EXERCISE. Wherever "this" turns up in the entries, copy out the line that holds it.

DATA SUPPLIED.

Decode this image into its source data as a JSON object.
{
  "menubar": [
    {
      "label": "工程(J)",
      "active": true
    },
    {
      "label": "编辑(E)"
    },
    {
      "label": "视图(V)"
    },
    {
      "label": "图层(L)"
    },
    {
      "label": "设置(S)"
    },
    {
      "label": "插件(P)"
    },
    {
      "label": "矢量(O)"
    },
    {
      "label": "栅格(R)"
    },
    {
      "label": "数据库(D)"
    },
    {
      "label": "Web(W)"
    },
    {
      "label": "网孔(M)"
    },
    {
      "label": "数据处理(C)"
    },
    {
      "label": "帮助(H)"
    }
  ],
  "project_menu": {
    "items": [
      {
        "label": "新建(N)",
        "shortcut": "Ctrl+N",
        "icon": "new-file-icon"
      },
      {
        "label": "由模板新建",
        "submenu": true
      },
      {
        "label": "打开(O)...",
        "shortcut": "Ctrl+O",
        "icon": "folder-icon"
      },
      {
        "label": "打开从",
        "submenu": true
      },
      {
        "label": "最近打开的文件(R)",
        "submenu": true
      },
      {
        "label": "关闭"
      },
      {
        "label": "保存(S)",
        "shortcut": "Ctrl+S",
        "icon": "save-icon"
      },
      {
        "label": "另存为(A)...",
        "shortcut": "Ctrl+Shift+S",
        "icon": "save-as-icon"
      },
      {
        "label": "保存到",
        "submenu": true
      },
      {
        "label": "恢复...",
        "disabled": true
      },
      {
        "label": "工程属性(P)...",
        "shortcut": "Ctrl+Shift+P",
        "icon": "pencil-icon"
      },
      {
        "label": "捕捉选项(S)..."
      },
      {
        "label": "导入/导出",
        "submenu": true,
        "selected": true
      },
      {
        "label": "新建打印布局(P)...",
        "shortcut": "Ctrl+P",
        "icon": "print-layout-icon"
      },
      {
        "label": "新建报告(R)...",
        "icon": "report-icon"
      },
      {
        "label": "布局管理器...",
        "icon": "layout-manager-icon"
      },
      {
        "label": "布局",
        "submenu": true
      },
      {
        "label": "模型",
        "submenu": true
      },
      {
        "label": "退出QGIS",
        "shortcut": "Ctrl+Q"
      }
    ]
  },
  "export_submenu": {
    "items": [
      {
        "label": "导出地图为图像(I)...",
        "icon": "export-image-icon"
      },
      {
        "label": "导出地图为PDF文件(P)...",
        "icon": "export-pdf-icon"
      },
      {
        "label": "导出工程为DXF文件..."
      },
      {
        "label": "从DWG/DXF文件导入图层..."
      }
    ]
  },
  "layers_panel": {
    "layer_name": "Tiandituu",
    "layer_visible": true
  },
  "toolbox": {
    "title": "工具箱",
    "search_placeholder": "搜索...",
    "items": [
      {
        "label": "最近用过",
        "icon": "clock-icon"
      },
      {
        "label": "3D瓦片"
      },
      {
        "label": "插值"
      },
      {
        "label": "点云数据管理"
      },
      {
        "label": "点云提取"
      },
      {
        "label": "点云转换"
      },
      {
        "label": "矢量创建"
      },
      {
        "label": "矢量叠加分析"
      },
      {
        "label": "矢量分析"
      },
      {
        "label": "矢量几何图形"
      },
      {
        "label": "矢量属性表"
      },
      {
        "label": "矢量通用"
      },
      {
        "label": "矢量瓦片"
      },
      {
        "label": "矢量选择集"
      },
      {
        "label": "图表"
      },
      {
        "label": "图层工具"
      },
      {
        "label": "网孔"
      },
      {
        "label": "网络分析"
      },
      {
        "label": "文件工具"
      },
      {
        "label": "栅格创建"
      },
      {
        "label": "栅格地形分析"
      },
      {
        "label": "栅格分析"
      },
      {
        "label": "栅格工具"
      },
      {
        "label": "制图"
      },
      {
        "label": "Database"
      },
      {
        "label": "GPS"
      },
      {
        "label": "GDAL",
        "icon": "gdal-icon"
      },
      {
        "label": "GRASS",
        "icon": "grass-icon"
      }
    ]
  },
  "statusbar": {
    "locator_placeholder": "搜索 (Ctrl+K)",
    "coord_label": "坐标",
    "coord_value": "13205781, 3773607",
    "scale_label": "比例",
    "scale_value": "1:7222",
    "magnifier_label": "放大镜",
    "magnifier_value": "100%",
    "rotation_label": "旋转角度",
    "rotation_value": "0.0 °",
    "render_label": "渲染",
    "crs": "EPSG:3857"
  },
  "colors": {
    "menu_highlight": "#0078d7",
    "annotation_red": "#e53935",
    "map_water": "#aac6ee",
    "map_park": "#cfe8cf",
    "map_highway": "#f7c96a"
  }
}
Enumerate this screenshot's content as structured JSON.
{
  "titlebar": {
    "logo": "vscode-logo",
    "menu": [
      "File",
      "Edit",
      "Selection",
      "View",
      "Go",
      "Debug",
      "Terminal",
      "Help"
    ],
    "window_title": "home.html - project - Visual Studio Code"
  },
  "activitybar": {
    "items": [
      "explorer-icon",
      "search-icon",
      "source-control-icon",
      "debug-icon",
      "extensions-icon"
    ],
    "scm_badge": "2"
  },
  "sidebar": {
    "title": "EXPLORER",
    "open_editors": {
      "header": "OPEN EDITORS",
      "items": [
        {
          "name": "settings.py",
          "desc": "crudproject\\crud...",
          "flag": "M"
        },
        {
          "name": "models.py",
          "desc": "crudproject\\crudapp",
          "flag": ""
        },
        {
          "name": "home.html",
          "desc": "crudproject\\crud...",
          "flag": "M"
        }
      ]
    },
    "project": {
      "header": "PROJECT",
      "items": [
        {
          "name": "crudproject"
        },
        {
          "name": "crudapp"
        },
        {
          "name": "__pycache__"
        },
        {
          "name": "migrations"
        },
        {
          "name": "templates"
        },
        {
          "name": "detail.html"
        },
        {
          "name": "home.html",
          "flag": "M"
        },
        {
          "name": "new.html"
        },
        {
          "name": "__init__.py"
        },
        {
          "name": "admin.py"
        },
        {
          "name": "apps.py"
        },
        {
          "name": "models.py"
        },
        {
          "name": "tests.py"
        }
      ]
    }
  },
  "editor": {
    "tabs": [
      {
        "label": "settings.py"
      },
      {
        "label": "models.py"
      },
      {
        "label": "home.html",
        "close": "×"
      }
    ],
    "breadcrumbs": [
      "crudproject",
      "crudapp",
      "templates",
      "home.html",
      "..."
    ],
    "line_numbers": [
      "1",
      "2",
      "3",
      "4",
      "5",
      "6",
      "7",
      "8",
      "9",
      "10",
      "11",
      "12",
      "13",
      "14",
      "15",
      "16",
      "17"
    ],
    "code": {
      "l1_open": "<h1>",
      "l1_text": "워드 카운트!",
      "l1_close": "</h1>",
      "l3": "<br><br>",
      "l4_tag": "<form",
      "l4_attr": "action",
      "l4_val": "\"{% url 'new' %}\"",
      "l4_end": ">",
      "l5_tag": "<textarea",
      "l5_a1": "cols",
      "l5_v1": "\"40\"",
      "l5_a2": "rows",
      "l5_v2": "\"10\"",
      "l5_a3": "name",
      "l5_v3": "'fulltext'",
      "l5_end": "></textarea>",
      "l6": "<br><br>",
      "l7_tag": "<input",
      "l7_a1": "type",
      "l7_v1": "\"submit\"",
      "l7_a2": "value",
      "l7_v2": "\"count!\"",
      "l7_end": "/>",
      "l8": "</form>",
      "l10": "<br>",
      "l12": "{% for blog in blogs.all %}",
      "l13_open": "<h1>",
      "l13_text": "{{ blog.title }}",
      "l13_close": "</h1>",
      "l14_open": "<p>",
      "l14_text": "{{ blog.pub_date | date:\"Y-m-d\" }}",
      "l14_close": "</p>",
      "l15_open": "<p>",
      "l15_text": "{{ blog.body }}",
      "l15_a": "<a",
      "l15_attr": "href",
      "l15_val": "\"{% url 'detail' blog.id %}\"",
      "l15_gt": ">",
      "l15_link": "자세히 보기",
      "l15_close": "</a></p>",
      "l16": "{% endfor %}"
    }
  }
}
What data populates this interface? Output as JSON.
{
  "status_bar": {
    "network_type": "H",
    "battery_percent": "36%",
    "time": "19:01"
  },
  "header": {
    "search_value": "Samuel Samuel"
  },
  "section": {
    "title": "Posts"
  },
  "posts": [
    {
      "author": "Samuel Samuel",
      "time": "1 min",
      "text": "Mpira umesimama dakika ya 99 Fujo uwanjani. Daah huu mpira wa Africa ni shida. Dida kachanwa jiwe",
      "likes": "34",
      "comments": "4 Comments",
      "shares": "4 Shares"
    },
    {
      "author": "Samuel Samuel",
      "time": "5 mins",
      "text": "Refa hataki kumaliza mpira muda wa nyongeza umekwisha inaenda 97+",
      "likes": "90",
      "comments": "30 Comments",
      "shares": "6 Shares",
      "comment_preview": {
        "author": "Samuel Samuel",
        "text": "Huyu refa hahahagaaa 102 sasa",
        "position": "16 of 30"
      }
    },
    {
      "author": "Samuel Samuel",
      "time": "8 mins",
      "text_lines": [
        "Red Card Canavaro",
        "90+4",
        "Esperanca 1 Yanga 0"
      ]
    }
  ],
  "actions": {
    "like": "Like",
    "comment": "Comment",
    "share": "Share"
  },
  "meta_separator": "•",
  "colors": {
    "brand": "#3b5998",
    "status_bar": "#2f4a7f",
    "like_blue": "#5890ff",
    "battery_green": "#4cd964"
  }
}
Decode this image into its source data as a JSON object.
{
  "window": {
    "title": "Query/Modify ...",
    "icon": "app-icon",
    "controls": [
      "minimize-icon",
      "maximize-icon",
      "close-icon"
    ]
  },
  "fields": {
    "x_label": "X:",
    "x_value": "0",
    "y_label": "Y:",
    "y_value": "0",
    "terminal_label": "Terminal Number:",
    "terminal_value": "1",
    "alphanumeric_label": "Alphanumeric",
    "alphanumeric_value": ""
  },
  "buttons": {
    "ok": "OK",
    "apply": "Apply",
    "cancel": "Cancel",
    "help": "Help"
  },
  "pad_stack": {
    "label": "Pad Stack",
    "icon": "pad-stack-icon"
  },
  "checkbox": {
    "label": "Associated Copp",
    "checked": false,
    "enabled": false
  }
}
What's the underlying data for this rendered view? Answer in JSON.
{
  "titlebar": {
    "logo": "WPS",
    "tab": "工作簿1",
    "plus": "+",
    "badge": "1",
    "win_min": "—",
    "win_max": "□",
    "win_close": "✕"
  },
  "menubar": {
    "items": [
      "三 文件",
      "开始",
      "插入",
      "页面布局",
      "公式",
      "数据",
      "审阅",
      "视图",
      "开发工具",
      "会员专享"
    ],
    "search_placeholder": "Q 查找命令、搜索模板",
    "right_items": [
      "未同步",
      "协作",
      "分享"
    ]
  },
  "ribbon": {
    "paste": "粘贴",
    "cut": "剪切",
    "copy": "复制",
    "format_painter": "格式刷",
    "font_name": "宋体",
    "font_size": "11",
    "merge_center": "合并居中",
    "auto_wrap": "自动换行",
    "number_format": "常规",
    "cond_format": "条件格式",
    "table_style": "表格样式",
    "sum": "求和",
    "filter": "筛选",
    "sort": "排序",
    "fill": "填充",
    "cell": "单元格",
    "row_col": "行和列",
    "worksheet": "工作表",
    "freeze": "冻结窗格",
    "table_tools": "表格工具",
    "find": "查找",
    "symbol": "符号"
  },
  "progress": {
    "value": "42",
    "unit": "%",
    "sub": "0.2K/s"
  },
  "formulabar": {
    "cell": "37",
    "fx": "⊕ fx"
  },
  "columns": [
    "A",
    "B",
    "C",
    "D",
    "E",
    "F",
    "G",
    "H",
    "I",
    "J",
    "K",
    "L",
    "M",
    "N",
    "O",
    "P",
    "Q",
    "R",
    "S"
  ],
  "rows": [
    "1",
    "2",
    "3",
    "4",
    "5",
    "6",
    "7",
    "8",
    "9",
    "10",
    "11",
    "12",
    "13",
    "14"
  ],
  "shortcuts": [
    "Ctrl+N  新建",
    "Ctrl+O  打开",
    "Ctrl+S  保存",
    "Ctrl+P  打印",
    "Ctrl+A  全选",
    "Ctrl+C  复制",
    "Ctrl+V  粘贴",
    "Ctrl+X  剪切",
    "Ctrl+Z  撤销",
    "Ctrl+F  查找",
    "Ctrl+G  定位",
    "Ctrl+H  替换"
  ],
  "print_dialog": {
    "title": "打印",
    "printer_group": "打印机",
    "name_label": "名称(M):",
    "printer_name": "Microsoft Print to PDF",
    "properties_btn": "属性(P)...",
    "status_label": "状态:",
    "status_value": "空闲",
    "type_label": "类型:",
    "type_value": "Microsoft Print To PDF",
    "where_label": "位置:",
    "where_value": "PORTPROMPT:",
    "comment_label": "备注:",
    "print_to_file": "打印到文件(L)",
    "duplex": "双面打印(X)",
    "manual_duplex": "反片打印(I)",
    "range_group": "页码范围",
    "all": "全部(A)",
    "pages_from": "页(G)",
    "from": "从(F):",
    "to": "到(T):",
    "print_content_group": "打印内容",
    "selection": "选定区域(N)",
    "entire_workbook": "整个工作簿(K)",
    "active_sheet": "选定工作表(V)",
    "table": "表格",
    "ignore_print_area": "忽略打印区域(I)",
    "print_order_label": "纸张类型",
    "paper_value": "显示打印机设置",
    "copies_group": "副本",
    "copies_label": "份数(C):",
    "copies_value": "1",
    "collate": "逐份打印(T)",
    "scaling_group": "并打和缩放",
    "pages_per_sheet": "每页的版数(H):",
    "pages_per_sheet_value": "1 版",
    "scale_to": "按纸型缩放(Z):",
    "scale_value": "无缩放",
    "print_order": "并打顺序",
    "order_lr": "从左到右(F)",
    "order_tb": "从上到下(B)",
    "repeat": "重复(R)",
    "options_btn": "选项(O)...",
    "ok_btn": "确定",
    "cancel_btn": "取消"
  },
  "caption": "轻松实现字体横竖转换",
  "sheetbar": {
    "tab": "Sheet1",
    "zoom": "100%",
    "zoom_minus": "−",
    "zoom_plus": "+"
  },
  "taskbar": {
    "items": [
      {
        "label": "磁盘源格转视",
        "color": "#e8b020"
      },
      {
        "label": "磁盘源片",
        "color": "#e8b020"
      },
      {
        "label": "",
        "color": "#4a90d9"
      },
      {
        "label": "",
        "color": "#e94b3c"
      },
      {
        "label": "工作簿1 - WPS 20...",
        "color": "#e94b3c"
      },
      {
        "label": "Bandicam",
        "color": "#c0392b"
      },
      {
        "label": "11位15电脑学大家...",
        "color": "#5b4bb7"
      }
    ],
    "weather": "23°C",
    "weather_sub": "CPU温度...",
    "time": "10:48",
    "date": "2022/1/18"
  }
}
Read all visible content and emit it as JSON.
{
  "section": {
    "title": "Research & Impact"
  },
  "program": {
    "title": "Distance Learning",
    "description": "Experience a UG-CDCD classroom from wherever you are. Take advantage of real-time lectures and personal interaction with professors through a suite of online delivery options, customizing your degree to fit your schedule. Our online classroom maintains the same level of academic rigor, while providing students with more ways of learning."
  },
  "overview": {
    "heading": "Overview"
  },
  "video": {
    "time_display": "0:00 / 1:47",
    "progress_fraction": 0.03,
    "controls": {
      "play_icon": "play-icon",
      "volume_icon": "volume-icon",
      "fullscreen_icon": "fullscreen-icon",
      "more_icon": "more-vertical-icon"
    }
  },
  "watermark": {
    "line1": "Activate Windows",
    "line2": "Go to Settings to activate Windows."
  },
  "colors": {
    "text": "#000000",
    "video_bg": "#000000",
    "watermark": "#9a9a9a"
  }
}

FINAL ANSWER.
Decode this image into its source data as a JSON object.
Enumerate this screenshot's content as structured JSON.
What data populates this interface? Output as JSON.
Decode this image into its source data as a JSON object.
What's the underlying data for this rendered view? Answer in JSON.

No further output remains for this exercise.